YOUR INSTRUCTIONS. Go through the material underneath and show every line where the string "JSON" occurs.

DATASET EXCERPTS.
>>>
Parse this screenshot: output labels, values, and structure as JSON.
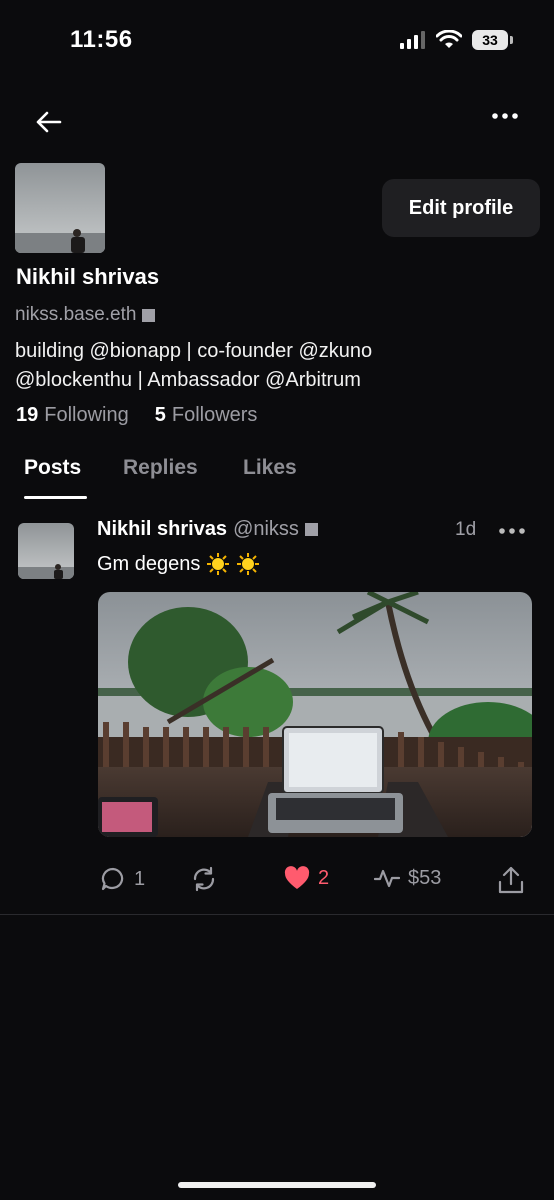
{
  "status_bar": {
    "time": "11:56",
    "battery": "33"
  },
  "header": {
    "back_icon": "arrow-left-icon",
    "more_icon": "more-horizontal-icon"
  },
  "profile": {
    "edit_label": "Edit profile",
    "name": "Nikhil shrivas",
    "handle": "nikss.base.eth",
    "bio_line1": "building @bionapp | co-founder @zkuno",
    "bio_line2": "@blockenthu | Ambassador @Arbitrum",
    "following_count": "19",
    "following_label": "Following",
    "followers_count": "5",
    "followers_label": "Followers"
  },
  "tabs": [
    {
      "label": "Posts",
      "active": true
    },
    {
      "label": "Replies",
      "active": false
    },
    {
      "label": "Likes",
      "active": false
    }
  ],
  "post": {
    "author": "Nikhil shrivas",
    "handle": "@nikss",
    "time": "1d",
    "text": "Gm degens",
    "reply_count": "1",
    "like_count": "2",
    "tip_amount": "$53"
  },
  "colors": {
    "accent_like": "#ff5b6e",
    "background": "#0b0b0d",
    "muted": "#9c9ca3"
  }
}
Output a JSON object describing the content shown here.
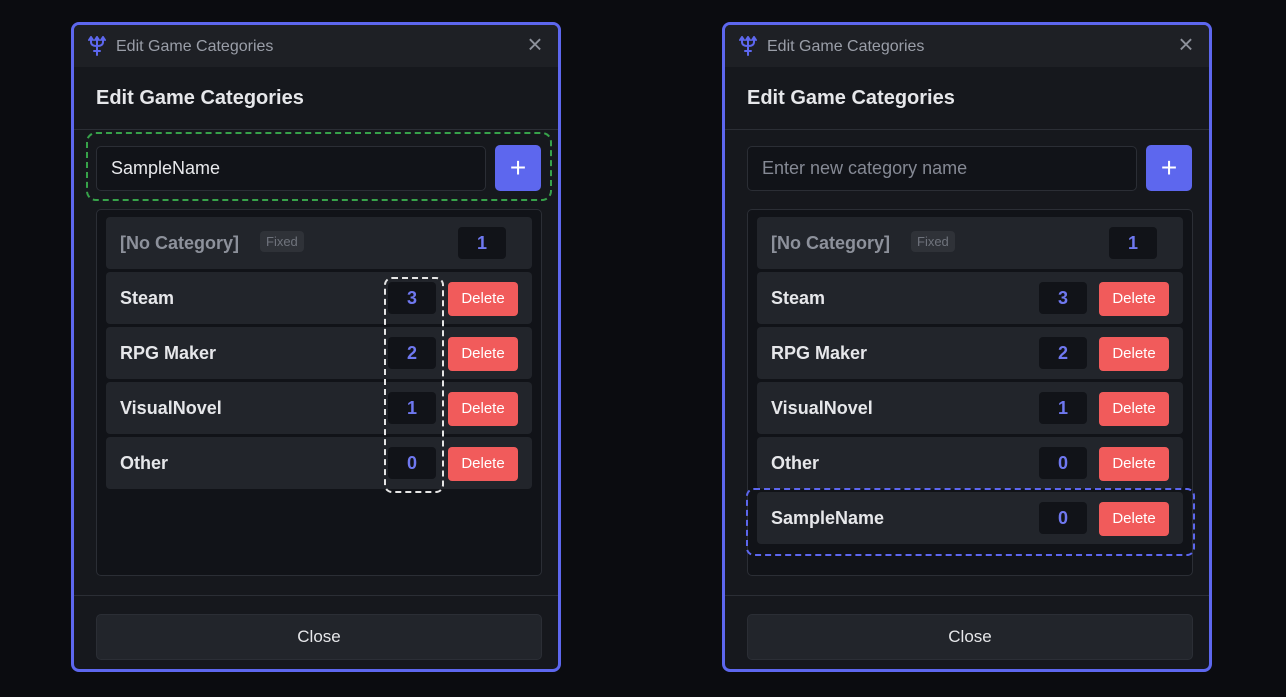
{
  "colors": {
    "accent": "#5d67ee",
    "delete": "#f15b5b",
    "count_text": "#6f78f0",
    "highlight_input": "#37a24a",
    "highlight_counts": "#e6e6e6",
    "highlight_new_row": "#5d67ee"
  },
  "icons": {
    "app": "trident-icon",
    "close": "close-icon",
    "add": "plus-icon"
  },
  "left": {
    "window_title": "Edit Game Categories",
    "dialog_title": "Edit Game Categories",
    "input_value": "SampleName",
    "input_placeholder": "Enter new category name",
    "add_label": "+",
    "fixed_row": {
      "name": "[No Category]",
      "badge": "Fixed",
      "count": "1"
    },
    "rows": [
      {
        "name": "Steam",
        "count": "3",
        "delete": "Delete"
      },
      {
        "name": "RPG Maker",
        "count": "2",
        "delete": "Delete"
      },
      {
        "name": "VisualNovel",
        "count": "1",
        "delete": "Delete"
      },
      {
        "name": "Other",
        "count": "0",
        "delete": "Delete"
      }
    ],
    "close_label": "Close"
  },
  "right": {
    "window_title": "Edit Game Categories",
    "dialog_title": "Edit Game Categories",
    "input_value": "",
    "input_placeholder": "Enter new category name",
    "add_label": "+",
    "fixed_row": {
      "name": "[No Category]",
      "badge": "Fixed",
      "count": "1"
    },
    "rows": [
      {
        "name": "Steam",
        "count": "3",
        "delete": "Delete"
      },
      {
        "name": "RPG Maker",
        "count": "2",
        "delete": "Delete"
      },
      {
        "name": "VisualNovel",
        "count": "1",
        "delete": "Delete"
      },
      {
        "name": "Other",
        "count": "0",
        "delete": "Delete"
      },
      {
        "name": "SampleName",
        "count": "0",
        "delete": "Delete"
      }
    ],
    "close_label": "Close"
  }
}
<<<
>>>
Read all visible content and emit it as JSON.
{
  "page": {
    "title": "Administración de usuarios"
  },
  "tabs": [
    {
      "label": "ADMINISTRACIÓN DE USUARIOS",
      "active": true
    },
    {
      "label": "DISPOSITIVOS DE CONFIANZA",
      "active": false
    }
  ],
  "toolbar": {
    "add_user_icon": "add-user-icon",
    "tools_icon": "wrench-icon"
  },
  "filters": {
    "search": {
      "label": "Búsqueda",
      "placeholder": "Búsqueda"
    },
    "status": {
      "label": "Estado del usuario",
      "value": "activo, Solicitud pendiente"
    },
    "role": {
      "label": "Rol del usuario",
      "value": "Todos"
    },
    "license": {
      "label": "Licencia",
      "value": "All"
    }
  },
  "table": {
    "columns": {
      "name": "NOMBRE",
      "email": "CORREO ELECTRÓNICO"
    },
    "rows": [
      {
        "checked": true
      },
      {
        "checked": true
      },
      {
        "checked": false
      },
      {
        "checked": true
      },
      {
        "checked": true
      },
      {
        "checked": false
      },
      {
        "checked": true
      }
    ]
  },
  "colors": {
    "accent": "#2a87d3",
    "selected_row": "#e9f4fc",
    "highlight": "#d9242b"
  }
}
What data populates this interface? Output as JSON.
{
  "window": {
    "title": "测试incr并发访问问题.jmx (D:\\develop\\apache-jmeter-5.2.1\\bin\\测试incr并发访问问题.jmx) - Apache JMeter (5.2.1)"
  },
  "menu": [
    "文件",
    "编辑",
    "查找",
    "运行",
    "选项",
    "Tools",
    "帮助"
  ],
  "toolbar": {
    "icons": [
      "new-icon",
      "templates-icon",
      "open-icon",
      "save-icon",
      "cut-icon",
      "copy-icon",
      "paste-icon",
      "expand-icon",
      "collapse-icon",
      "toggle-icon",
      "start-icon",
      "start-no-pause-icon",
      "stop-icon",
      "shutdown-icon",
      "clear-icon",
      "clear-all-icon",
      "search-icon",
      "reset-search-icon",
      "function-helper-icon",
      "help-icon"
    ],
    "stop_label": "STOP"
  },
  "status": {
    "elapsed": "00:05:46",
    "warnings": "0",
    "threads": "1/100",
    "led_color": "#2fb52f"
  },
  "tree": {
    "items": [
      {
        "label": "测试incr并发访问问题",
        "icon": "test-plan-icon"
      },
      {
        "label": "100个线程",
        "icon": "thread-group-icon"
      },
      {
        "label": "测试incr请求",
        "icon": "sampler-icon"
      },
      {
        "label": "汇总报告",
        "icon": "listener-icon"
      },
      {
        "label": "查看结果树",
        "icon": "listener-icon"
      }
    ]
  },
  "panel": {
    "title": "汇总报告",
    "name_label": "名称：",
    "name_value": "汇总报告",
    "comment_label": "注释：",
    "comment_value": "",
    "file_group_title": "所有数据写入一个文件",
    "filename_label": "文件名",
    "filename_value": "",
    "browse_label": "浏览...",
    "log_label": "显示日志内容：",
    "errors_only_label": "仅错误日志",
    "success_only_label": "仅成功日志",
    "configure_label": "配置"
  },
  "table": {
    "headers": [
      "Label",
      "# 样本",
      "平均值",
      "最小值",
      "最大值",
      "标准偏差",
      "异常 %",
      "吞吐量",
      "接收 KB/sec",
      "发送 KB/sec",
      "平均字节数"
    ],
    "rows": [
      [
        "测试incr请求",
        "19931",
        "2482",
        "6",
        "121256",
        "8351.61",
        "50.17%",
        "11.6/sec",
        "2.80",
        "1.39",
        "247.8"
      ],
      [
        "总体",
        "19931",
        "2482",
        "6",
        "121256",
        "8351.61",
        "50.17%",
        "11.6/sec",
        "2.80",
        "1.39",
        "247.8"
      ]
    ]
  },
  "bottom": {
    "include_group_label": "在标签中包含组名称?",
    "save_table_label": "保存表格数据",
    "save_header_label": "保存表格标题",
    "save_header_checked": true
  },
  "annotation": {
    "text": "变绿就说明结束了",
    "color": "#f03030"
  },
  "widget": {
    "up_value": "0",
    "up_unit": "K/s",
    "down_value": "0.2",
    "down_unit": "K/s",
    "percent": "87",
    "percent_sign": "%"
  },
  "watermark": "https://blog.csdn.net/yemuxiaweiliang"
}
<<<
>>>
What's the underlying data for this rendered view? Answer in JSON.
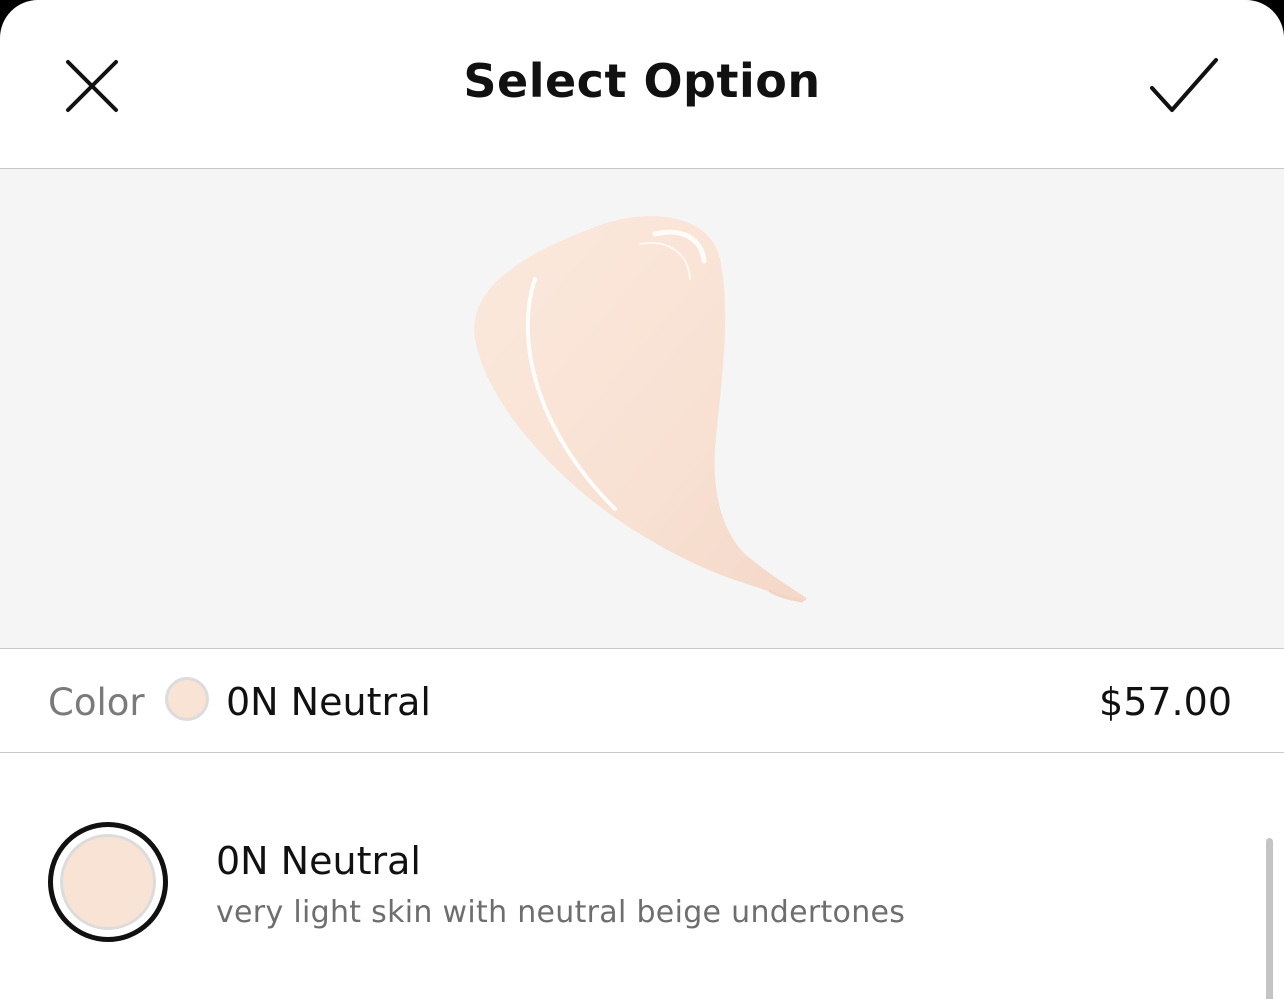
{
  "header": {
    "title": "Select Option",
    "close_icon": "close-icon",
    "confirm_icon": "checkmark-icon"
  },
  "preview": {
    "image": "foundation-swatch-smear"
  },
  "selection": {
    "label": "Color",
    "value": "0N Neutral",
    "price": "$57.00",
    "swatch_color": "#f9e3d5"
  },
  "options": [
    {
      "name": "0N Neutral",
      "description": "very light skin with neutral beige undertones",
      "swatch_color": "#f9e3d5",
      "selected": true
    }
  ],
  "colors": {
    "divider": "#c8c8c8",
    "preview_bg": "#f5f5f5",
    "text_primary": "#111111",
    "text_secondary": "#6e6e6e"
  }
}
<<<
EXERCISE ANSWER.
Parse this screenshot: output labels, values, and structure as JSON.
Output a JSON object describing the content shown here.
Read all visible content and emit it as JSON.
What data populates this interface? Output as JSON.
What's the underlying data for this rendered view? Answer in JSON.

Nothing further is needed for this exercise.